Do you want your car’s performance to be top of the line? Would you like full control of your car? Of course you do, which is why you need Original Alloy Rims. Of course the engine is a HUGE part of the well-being of your car, but so are your Factory Wheels. Who would’ve thought, huh? I always thought they just came with the car & there; but apparently they contribute to so much more than people think.
Okay; so before Alloy wheels came along, there were Steel Wheels that came on cars which made the car have unnecessary weight and pretty much slowed the car down. There are still some Steel Rims today that tend to slow the car down, but it’s pretty much just a power to weight ratio if you compare it to a vehicle that has regular Factory Alloy Rims.
The rims that you see on today’s cars are more aerodynamic and tend to be lighter so that the vehicle can function to its full potential. They are the typical option for the automotive market today considering they improve mileage and disperse of heat faster than regular steel rims.

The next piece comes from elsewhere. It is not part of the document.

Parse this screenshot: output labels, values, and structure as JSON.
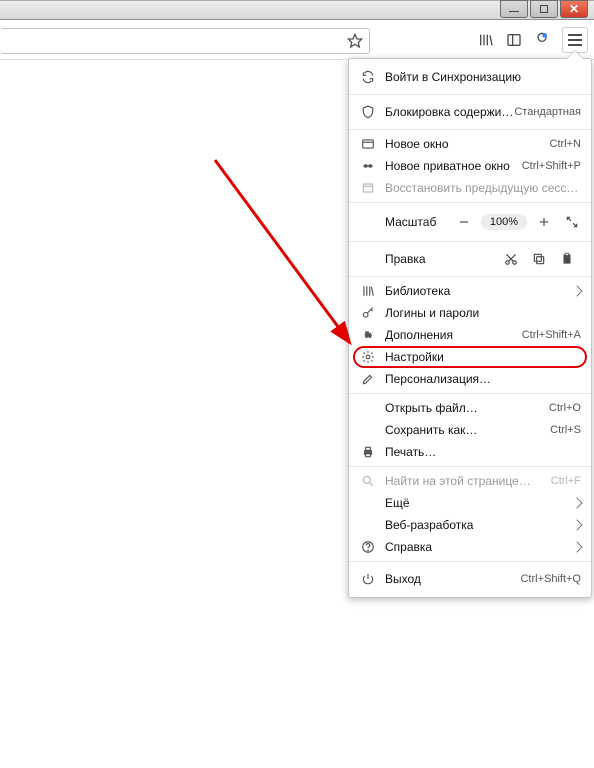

When a driver upgrades their rim a size or two, not only does it make the car look extremely nice; but it also upgrades the production of the vehicle that they are driving. The term is considered to be “Plus Sizing”, which pretty much makes sense. Plus Sizing is something that benefits the driver & the Factory Wheel-it gives the driver better control of the car when he or she is steering; especially when they approach tight or small corners. Let us take an example; shall we? Say you want to get Infiniti Q45 Wheels -the Chrome ones-those are 18” x 17.5”. All custom Alloy OEM Rims, including chrome, all consist of magnesium that happen to be x-rayed and put over heat so that way, they have a better look and are subject to be more resistant to accidents or cracks that may happen while you are diving carefully.
Don’t get me wrong, I’m sure that the Factory Wheels you have on your car right now are the ones that you’ve always wanted; but did it ever occur to you that they might be slowing you down instead of having your car work to it’s capacity? Neither did I.
1. Bailey, Jennifer. “Car Rims”. Ezine Articles. 1 March 2010. <http://ezinearticles.com/?Car-Rims&id=221750>